→ **Exercise objective**: For the word "image", return each line of the data in which it occurs.

→ **Given records**:
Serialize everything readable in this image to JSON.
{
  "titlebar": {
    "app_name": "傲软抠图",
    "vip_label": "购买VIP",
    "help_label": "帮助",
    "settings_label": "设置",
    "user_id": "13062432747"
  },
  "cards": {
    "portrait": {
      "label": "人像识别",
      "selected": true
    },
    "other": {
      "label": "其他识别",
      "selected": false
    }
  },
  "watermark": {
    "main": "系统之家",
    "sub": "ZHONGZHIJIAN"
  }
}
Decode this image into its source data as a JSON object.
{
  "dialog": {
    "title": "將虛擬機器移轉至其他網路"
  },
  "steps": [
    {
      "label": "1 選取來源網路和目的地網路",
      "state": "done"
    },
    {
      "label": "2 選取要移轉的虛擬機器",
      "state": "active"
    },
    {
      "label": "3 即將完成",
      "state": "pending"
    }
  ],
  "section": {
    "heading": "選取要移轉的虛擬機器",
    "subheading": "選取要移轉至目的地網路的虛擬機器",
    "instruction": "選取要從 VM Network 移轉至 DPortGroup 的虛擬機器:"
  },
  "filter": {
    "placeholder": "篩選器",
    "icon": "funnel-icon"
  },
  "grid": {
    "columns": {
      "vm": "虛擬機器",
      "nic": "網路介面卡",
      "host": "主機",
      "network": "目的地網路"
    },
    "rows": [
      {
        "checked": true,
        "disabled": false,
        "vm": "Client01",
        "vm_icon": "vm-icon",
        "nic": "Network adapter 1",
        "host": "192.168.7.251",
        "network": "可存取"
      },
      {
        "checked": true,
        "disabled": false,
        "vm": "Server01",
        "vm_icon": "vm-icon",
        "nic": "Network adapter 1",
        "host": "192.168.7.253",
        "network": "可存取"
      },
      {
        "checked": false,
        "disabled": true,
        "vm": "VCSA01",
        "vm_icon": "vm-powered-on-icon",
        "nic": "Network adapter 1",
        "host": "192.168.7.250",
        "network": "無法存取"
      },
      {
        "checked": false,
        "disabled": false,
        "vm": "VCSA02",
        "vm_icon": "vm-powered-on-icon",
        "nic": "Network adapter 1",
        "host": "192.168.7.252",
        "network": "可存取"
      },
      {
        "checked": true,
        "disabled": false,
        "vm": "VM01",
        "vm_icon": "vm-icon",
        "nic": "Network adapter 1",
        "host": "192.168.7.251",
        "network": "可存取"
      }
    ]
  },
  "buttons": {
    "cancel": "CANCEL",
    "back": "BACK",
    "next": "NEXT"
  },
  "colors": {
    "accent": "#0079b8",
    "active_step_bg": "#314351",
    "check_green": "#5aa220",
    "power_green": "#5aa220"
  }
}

→ **Problem solution**:
Serialize everything readable in this image to JSON.
Decode this image into its source data as a JSON object.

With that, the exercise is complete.